By Evan Bick
The movies have it wrong. Combat, at least in my experience, was not non-stop or action-packed. Those who have experienced it know that modern warfare usually involves a lot of starting and stopping. Long stretches of quiet, even boredom, can be broken in an instant.
I was deployed to Iraq as an infantry platoon leader in 2008-2009. During that time, there may not have been constant action but there was tension — my fellow soldiers and I were on edge most of time, soldiers among civilians, going on patrols in the northwest corner of Baghdad.
On our first day in the city, the leaders from the unit we were replacing took us on a walk through their area of responsibility. We saw the sidelong glances from civilians as Americans walked through their streets, hidden behind rifles and sunglasses, and weighed down by cumbersome body armor.
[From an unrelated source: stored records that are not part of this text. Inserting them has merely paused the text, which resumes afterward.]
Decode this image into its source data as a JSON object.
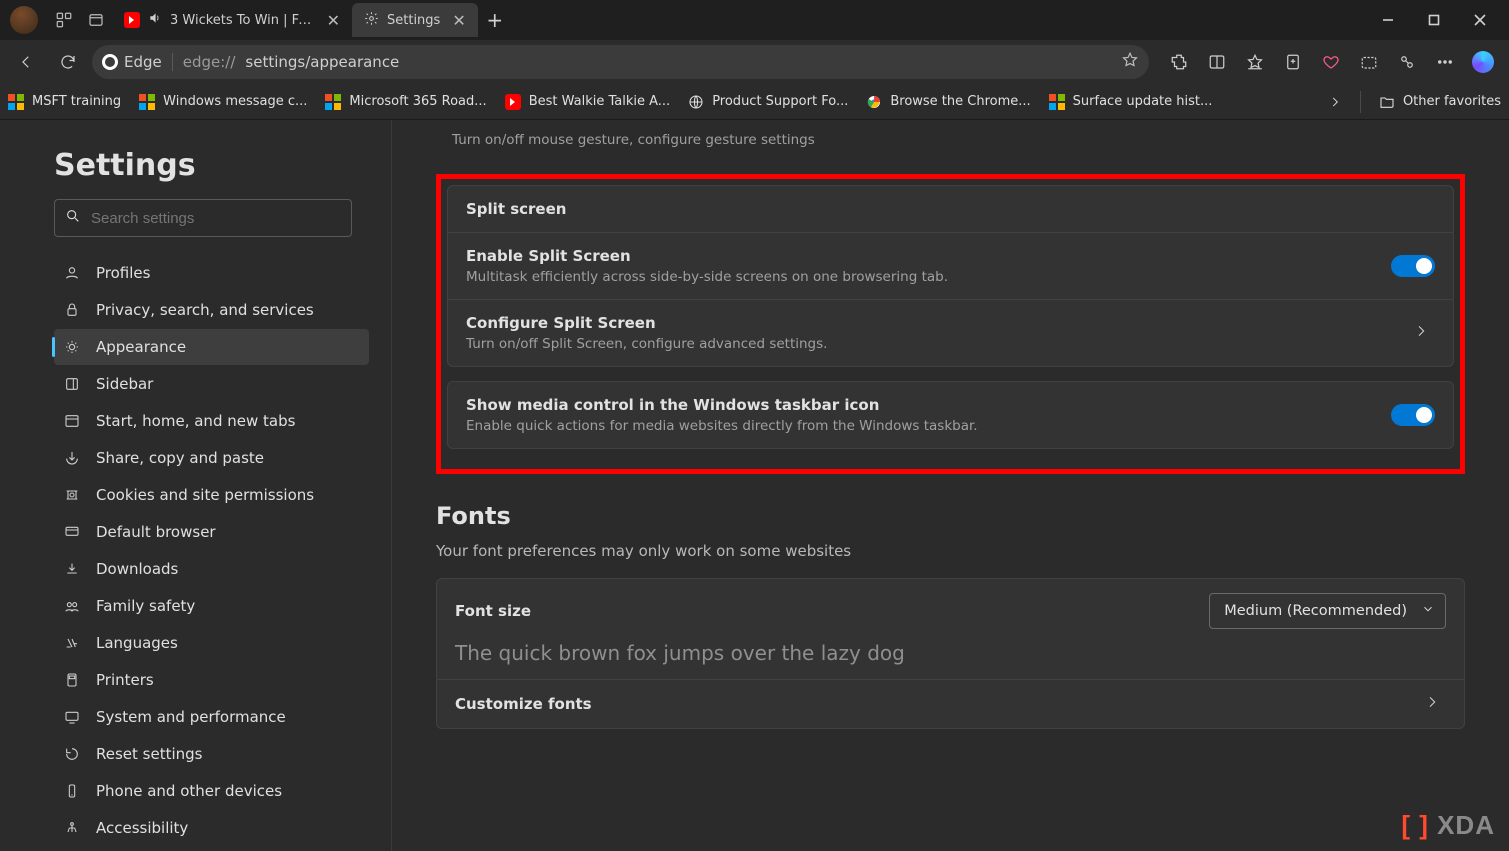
{
  "window": {
    "tabs": [
      {
        "title": "3 Wickets To Win | Final ...",
        "active": false,
        "icon": "youtube"
      },
      {
        "title": "Settings",
        "active": true,
        "icon": "gear"
      }
    ],
    "newtab": "+"
  },
  "toolbar": {
    "edge_label": "Edge",
    "url_prefix": "edge://",
    "url_path": "settings/appearance"
  },
  "bookmarks": {
    "items": [
      {
        "label": "MSFT training",
        "icon": "ms"
      },
      {
        "label": "Windows message c...",
        "icon": "ms"
      },
      {
        "label": "Microsoft 365 Road...",
        "icon": "ms"
      },
      {
        "label": "Best Walkie Talkie A...",
        "icon": "yt"
      },
      {
        "label": "Product Support Fo...",
        "icon": "globe"
      },
      {
        "label": "Browse the Chrome...",
        "icon": "chrome"
      },
      {
        "label": "Surface update hist...",
        "icon": "ms"
      }
    ],
    "other": "Other favorites"
  },
  "sidebar": {
    "title": "Settings",
    "search_placeholder": "Search settings",
    "items": [
      {
        "label": "Profiles"
      },
      {
        "label": "Privacy, search, and services"
      },
      {
        "label": "Appearance",
        "active": true
      },
      {
        "label": "Sidebar"
      },
      {
        "label": "Start, home, and new tabs"
      },
      {
        "label": "Share, copy and paste"
      },
      {
        "label": "Cookies and site permissions"
      },
      {
        "label": "Default browser"
      },
      {
        "label": "Downloads"
      },
      {
        "label": "Family safety"
      },
      {
        "label": "Languages"
      },
      {
        "label": "Printers"
      },
      {
        "label": "System and performance"
      },
      {
        "label": "Reset settings"
      },
      {
        "label": "Phone and other devices"
      },
      {
        "label": "Accessibility"
      }
    ]
  },
  "main": {
    "gesture_desc": "Turn on/off mouse gesture, configure gesture settings",
    "split_screen": {
      "header": "Split screen",
      "enable_title": "Enable Split Screen",
      "enable_desc": "Multitask efficiently across side-by-side screens on one browsering tab.",
      "configure_title": "Configure Split Screen",
      "configure_desc": "Turn on/off Split Screen, configure advanced settings."
    },
    "media": {
      "title": "Show media control in the Windows taskbar icon",
      "desc": "Enable quick actions for media websites directly from the Windows taskbar."
    },
    "fonts": {
      "heading": "Fonts",
      "hint": "Your font preferences may only work on some websites",
      "size_label": "Font size",
      "size_value": "Medium (Recommended)",
      "preview": "The quick brown fox jumps over the lazy dog",
      "customize": "Customize fonts"
    }
  },
  "watermark": {
    "brackets": "[ ]",
    "text": "XDA"
  }
}
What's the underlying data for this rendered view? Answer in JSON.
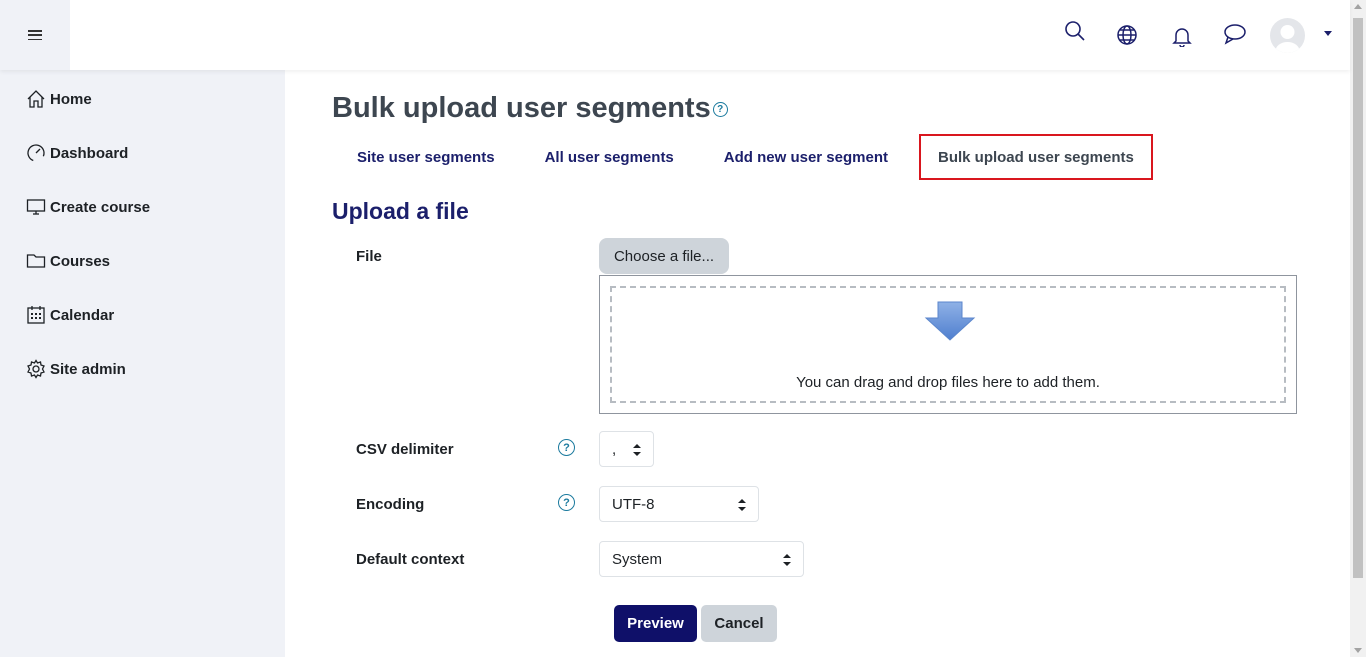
{
  "navbar": {
    "menu_icon": "hamburger-icon",
    "icons": [
      "search-icon",
      "globe-icon",
      "bell-icon",
      "chat-icon"
    ],
    "avatar_icon": "user-avatar",
    "accent": "#1b1f6b"
  },
  "sidebar": {
    "items": [
      {
        "label": "Home",
        "icon": "home-icon"
      },
      {
        "label": "Dashboard",
        "icon": "gauge-icon"
      },
      {
        "label": "Create course",
        "icon": "monitor-icon"
      },
      {
        "label": "Courses",
        "icon": "folder-icon"
      },
      {
        "label": "Calendar",
        "icon": "calendar-icon"
      },
      {
        "label": "Site admin",
        "icon": "gear-icon"
      }
    ]
  },
  "main": {
    "page_title": "Bulk upload user segments",
    "tabs": [
      {
        "label": "Site user segments",
        "active": false
      },
      {
        "label": "All user segments",
        "active": false
      },
      {
        "label": "Add new user segment",
        "active": false
      },
      {
        "label": "Bulk upload user segments",
        "active": true
      }
    ],
    "section_title": "Upload a file",
    "form": {
      "file_label": "File",
      "choose_button": "Choose a file...",
      "drop_text": "You can drag and drop files here to add them.",
      "csv_label": "CSV delimiter",
      "csv_value": ",",
      "encoding_label": "Encoding",
      "encoding_value": "UTF-8",
      "context_label": "Default context",
      "context_value": "System",
      "help_glyph": "?"
    },
    "buttons": {
      "preview": "Preview",
      "cancel": "Cancel"
    }
  },
  "colors": {
    "primary": "#0f1069",
    "link": "#1b1f6b",
    "active_tab_border": "#d9161e",
    "sidebar_bg": "#f0f2f7",
    "help": "#1b7a9e"
  }
}
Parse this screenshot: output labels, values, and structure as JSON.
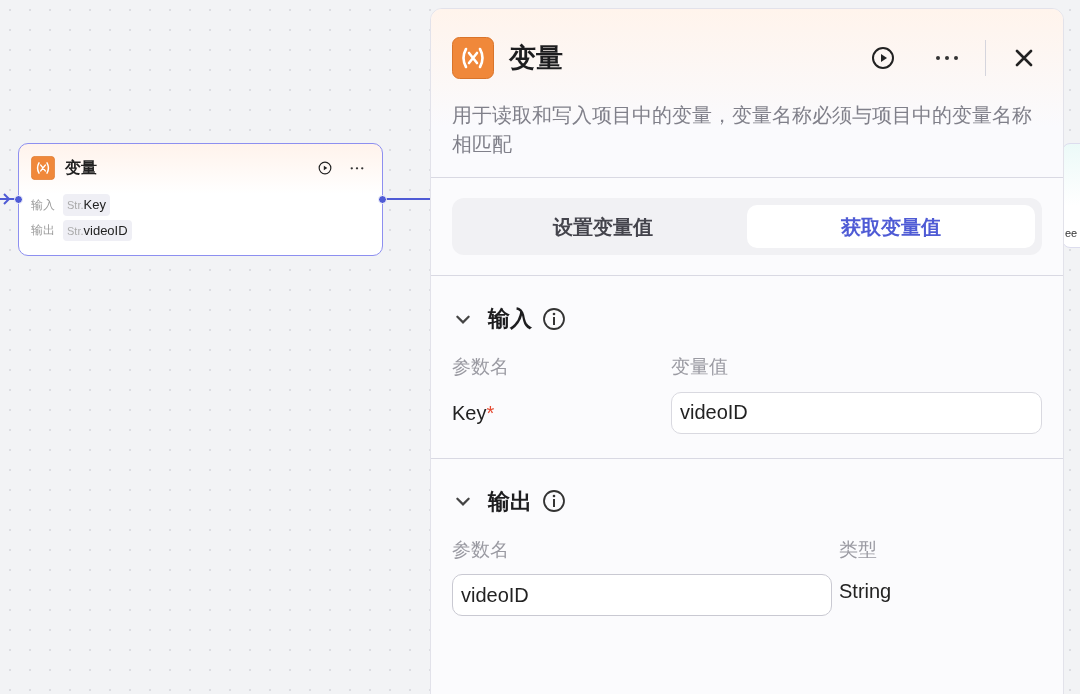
{
  "node": {
    "title": "变量",
    "rows": [
      {
        "label": "输入",
        "type": "Str.",
        "value": "Key"
      },
      {
        "label": "输出",
        "type": "Str.",
        "value": "videoID"
      }
    ]
  },
  "background_node": {
    "text": "ee"
  },
  "panel": {
    "title": "变量",
    "description": "用于读取和写入项目中的变量，变量名称必须与项目中的变量名称相匹配",
    "tabs": [
      {
        "label": "设置变量值",
        "selected": false
      },
      {
        "label": "获取变量值",
        "selected": true
      }
    ],
    "input_section": {
      "title": "输入",
      "expanded": true,
      "columns": [
        "参数名",
        "变量值"
      ],
      "rows": [
        {
          "name": "Key",
          "required": true,
          "required_mark": "*",
          "value": "videoID"
        }
      ]
    },
    "output_section": {
      "title": "输出",
      "expanded": true,
      "columns": [
        "参数名",
        "类型"
      ],
      "rows": [
        {
          "name": "videoID",
          "type": "String"
        }
      ]
    }
  }
}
We also saw an area filled with stark contrasts — stucco houses with gated courtyards in one neighborhood, and refugee camps for Iraqis displaced by ethnic violence in the next.
Deployment is a challenging experience even when it’s boring. Whether you are patrolling ‘outside the wire’ or working behind the scenes, the sense of danger is real and omnipresent. While deployed, soldiers typically work far longer hours, and with less opportunity for relaxation than they experience at their home station. Isolation from loved ones, of course, is an important challenge both for the deployed soldier and family members back home.
Even with all those challenges, the bigger battle for many veterans begins when they return home. Without a unit that shared in your experience of war, you can feel lost — more lost than you would ever feel on patrol. It’s easy to get trapped inside your own head, and to dwell on what did not go well, and what you should have done differently. The quick reflexes and adrenaline that may have helped keep you alive overseas are probably no longer helpful.
Strategies that kept you and your fellow soldiers safe, like driving fast and straight down the middle of a road, become dangerous, and loud noises or crowds may make some part of you feel like you’re back in the desert. Continue reading